However, Justice Karakatsanis also concluded that there is no settled doctrinal meaning of the term “beneficial ownership” referred to in section 227(4.1) of the ITA. As a result, section 227(4.1) does not create a true trust, which cannot be subordinated to a priming charge. In Justice Karakatsanis’ view, the specific nature of the “beneficial ownership” of deemed trust property must be determined in the context in which it is asserted.
In a CCAA proceeding, the rights associated with the deemed trust are limited to the express requirement that the Crown must be paid in full within six months of any plan of arrangement or compromise, pursuant to section 6(3) of the CCAA. Provided that requirement is met, the broad jurisdiction conferred by section 11 of the CCAA permits a supervising court to rank priming charges ahead of a deemed trust, regardless of whether the deemed trust is a “security interest”.
When Should A Supervising Court Grant Charges In Priority to the Deemed Trust?
Both majority reasons agreed that court-ordered super-priority charges should only be granted when necessary to further the policy objectives of the CCAA. The Honourable Justices identified several factors to be considered in determining whether it is necessary to subordinate the deemed trust:
- Where the supervising judge believes that without a super-priority charge, a particular professional or lender would not act, or where the interim lender has indicated in good faith that it will not lend to the debtor without ranking ahead of the Crown’s deemed trust, subordination to the priming charge may be necessary;
- In liquidating CCAA proceedings, which aim to maximize returns for creditors, or where the amount of the unremitted source deductions is a small fraction of the proposed interim financing, there will be less justification for subordination;
- Whether, and for how long, the Crown allowed source deductions to go unremitted without taking action; and,
- Whether there is a strong prospect of a successful going concern restructuring, or the CCAA is likely to be used to sell the debtor’s assets.

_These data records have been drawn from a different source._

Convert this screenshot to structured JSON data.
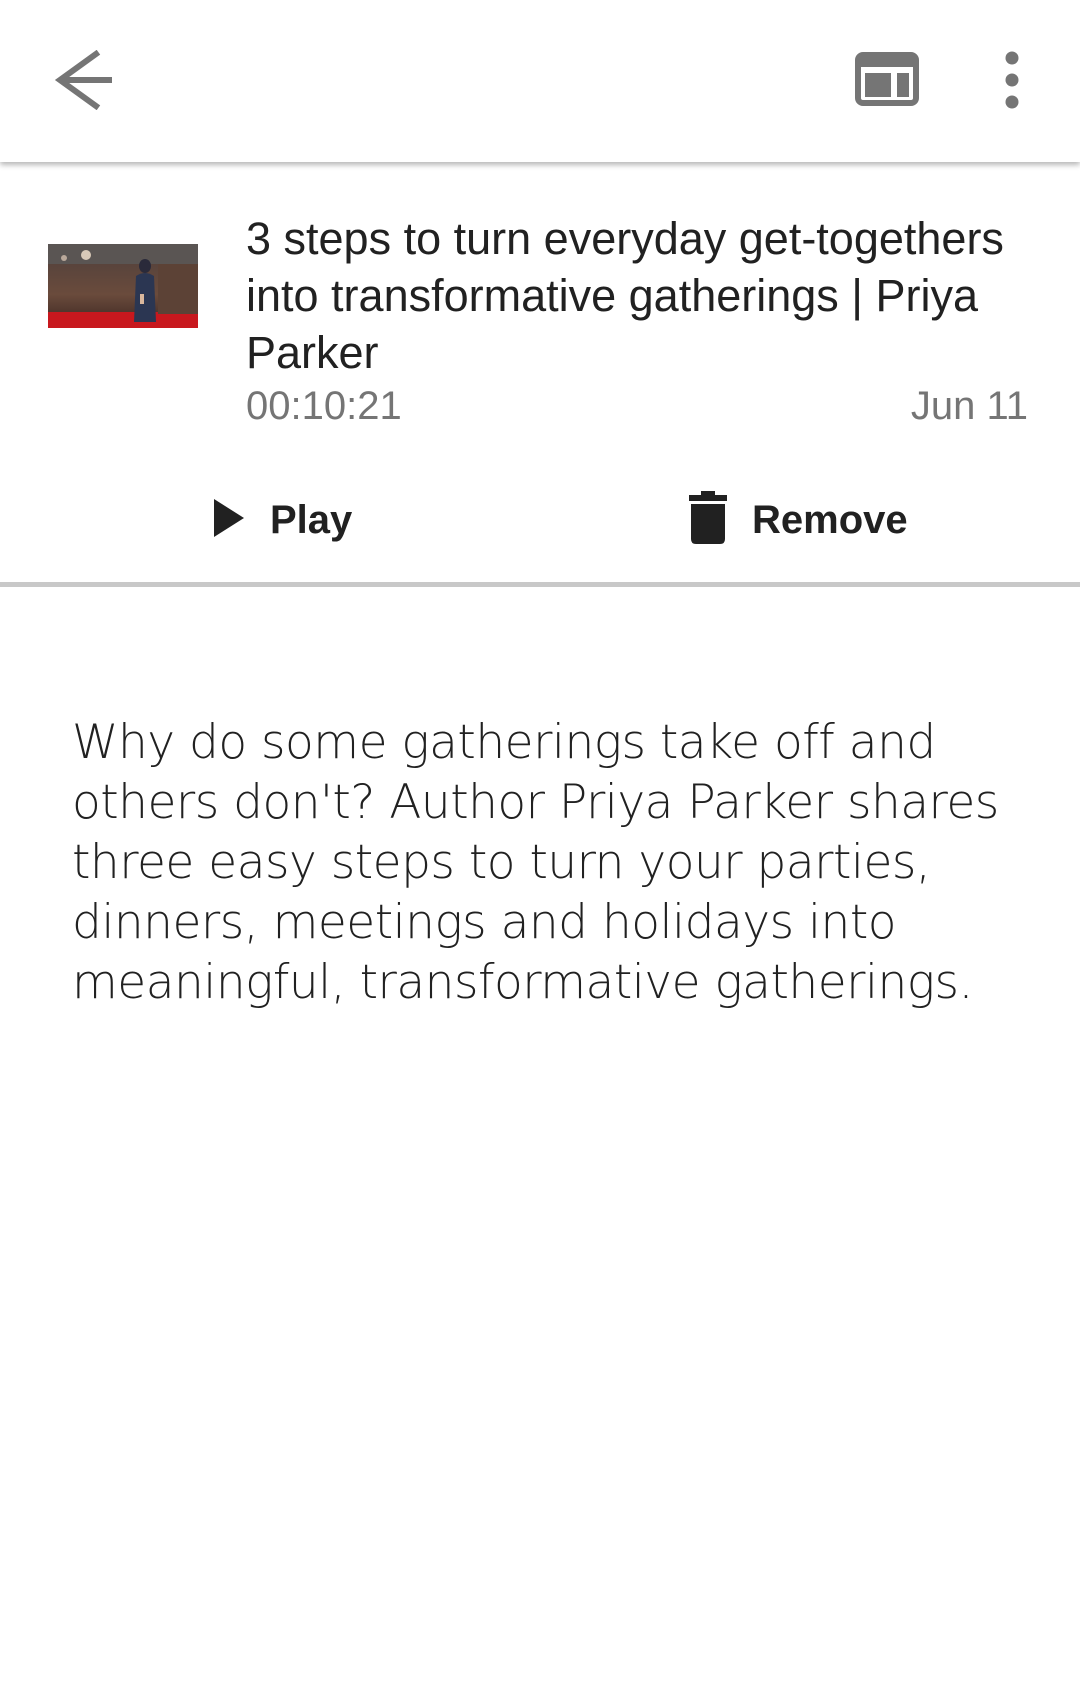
{
  "app_bar": {
    "back_icon": "arrow-back-icon",
    "layout_icon": "web-layout-icon",
    "more_icon": "more-vertical-icon"
  },
  "episode": {
    "thumbnail_icon": "talk-thumbnail",
    "title": "3 steps to turn everyday get-togethers into transformative gatherings | Priya Parker",
    "duration": "00:10:21",
    "date": "Jun 11",
    "actions": {
      "play_label": "Play",
      "play_icon": "play-icon",
      "remove_label": "Remove",
      "remove_icon": "trash-icon"
    }
  },
  "description": "Why do some gatherings take off and others don't? Author Priya Parker shares three easy steps to turn your parties, dinners, meetings and holidays into meaningful, transformative gatherings.",
  "colors": {
    "primary_text": "#212121",
    "secondary_text": "#757575",
    "icon": "#757575",
    "divider": "#c8c8c8",
    "background": "#ffffff"
  }
}
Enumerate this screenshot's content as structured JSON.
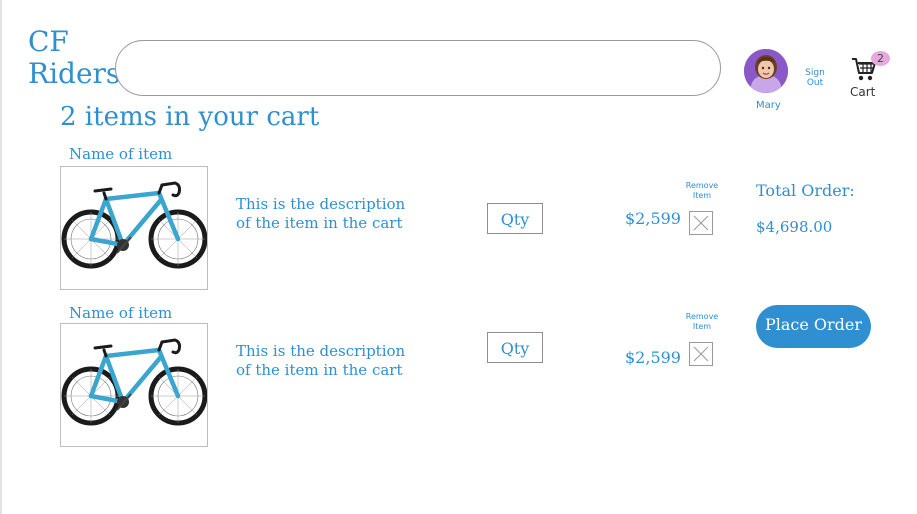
{
  "header": {
    "logo_line1": "CF",
    "logo_line2": "Riders",
    "search_placeholder": "",
    "user_name": "Mary",
    "sign_out_line1": "Sign",
    "sign_out_line2": "Out",
    "cart_label": "Cart",
    "cart_count": "2",
    "avatar_icon": "user-avatar-icon",
    "cart_icon": "shopping-cart-icon"
  },
  "cart": {
    "title": "2 items in your cart",
    "items": [
      {
        "name": "Name of item",
        "description_line1": "This is the description",
        "description_line2": "of the item in the cart",
        "qty_label": "Qty",
        "price": "$2,599",
        "remove_line1": "Remove",
        "remove_line2": "Item",
        "image_icon": "bicycle-image"
      },
      {
        "name": "Name of item",
        "description_line1": "This is the description",
        "description_line2": "of the item in the cart",
        "qty_label": "Qty",
        "price": "$2,599",
        "remove_line1": "Remove",
        "remove_line2": "Item",
        "image_icon": "bicycle-image"
      }
    ]
  },
  "summary": {
    "total_label": "Total Order:",
    "total_value": "$4,698.00",
    "place_order_label": "Place Order"
  },
  "colors": {
    "accent": "#2f8fd0",
    "badge": "#e6a9dc",
    "bike_frame": "#3aa6cf"
  }
}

In conclusion, and notwithstanding two lengthy dissents that would have allowed the Crown’s appeal, Canada North stands for the principle that court-ordered super-priority charges may prevail over the deemed trust, provided that circumstances exist which make granting a priming charge appropriate. The decision has also provided clarity regarding the factors indicating that such a charge is appropriate, which in essence involves consideration of whether the super-priority charge will enhance the prospects of a successful restructuring under the CCAA.
 Ibid. at para. 20, citing Century Services Inc. v. Canada (Attorney General), 2010 SCC 60, at para. 18.
 Ibid. at paras. 20, 28, 30.
 Ibid. at para. 55.
 Ibid. at para. 62.
 Sections 11.2, 11.51, and 11.52.
 Ibid. at para. 70.
 Ibid. at paras. 70-71.
 Ibid. at para. 181.
 Ibid. at para. 111. As a general principle of law, the creation of a trust requires the “three certainties”: certainty of intention (i.e. to create a trust), certainty of object (i.e. identifiable beneficiaries), and certainty of subject matter (i.e. the trust property must be identifiable).
 Ibid. at paras. 111, 181.
 Ibid. at paras. 158, 173.
 Ibid. at paras. 173-174, 176, 181.
 Ibid. at para. 73.
 Ibid. at para. 179.
 Ibid. at para. 73.
 Ibid. at paras. 73, 179.
 Ibid. at para. 179.
deemed trust CRA priority Supreme Court of Canada Income Tax Act Canada Pension Plan Employment Insurance Act CCAA Bankruptcy and Insolvency Act